_Source information_
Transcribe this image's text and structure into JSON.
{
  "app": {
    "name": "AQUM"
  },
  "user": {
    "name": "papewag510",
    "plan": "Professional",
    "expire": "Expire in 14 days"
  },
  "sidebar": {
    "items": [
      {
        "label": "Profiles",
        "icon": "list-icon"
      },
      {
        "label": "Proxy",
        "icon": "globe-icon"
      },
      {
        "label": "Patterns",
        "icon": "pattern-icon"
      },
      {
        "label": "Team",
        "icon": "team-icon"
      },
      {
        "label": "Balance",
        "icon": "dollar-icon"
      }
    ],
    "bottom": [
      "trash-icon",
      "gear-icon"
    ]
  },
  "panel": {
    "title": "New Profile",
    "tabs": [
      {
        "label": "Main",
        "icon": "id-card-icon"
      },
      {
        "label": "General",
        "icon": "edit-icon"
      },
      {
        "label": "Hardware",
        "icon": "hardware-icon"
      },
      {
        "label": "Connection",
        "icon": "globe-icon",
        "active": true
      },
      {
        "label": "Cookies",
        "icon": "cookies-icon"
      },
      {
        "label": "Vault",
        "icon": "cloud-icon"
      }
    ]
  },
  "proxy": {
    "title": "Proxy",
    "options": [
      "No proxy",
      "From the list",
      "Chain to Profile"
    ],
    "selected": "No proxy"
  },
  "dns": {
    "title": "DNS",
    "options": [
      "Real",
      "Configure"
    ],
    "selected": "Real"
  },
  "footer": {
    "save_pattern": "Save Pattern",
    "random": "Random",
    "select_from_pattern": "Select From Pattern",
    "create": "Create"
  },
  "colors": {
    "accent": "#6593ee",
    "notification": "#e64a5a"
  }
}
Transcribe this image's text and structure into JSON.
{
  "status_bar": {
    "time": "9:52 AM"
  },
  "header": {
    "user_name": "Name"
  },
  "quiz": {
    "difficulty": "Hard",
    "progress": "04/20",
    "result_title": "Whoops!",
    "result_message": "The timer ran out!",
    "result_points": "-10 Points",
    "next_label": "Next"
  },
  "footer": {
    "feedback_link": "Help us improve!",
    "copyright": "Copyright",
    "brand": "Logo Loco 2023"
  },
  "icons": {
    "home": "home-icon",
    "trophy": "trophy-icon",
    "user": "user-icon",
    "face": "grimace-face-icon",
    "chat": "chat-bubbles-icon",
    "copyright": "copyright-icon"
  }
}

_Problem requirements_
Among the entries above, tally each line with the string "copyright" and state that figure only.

_Task answer_
2